The BCTF has reached agreement with the BC Public School Employers’ Association and the provincial government on the interim creation of more than 1,000 new teaching positions while discussions continue on full restoration of teachers’ unconstitutionally stripped-away collective agreement language.

“Since the BCTF won our court case back in November, we have been moving forward with two goals,” union President Glen Hansman said in a news statement released on Thursday, January 5. “The first goal was to get as many teachers as possible back into schools and classrooms as quickly as possible. This $50 million agreement is the first step. It means hundreds more teachers will be in schools working with students across the province in a matter of weeks. The second and most important goal— full implementation of the 2002 collective agreement language—will now be the focus of talks between the two parties.”

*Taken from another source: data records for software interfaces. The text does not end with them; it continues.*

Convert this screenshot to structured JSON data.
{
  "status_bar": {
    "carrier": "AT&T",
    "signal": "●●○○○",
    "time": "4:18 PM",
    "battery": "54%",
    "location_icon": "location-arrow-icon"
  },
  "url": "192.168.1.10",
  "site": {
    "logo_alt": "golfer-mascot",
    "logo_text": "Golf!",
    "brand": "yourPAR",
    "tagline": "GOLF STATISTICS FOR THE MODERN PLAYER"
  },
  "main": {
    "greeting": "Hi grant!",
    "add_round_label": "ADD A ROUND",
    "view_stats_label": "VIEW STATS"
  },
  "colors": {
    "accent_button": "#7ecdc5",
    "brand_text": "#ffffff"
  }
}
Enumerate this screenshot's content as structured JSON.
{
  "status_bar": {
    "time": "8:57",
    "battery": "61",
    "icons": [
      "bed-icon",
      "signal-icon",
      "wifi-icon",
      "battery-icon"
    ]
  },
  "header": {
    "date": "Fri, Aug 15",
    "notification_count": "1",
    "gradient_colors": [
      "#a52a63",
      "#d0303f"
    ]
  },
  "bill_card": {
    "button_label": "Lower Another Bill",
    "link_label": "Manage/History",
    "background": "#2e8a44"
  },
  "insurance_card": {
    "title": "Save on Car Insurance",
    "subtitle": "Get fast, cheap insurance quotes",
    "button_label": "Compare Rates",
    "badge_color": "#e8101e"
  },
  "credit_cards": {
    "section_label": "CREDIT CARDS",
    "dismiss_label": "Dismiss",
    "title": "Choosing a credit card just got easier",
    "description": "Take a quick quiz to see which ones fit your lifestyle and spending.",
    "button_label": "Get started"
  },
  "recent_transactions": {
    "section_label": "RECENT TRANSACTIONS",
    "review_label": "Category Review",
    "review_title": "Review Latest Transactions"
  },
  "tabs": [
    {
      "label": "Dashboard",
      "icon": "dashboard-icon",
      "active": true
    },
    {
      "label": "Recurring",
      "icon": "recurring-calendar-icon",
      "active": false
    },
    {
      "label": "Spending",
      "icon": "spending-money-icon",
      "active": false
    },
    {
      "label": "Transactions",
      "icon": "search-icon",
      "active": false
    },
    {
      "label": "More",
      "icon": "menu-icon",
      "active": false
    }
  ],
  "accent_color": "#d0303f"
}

Hansman said the agreement is in no way a final resolution, nor does it impact a future agreement on full implementation of the restored language. While the new funding is badly needed, and will help many teachers and students, the government will have to provide significantly more funding to meet the requirements of the Supreme Court of Canada’s ruling.

“We have to find a way that is both practical and appropriate for the education system we have today,” Education Minister Mike Bernier said in a separate statement. “This new funding will help to kick-start the changes we all know are required following the recent Supreme Court of Canada decision. While the positive negotiations continue, we’re going to keep focused on solutions that work for kids in their classrooms.”

The two parties can now turn to the task of fully implementing all the language that was restored by the court. The two sides will meet again next week to continue discussions.

“It’s important for parents and the public to understand how our contract language made a difference for kids,” Hansman said. “It guaranteed supports for students with special needs, and manageable class sizes for all. It ensured teacher-librarians, counsellors, English language and other specialist teachers were there to give students the individual attention they need.”

Key points of the Memorandum of Agreement include:

  • $50 million in new funding from the Ministry of Education to create 1,000–1,100 teacher full-time equivalents (FTE) for the balance of the 2016–17 school year.
  • The new funding will be used to implement two priority measures: adding enrolling-teacher positions and non-enrolling positions in schools (for example: counsellors, teacher-librarians, special education teachers, and other specialists across all grades).
  • Allocation of the net new funding at the school district level needs to be jointly developed and decided through a district committee established by the Superintendent and the local union President.  Decisions about what jobs will be posted and where needs to be decided by the local parties. There will also be a dispute resolution process if there is no agreement between local parties.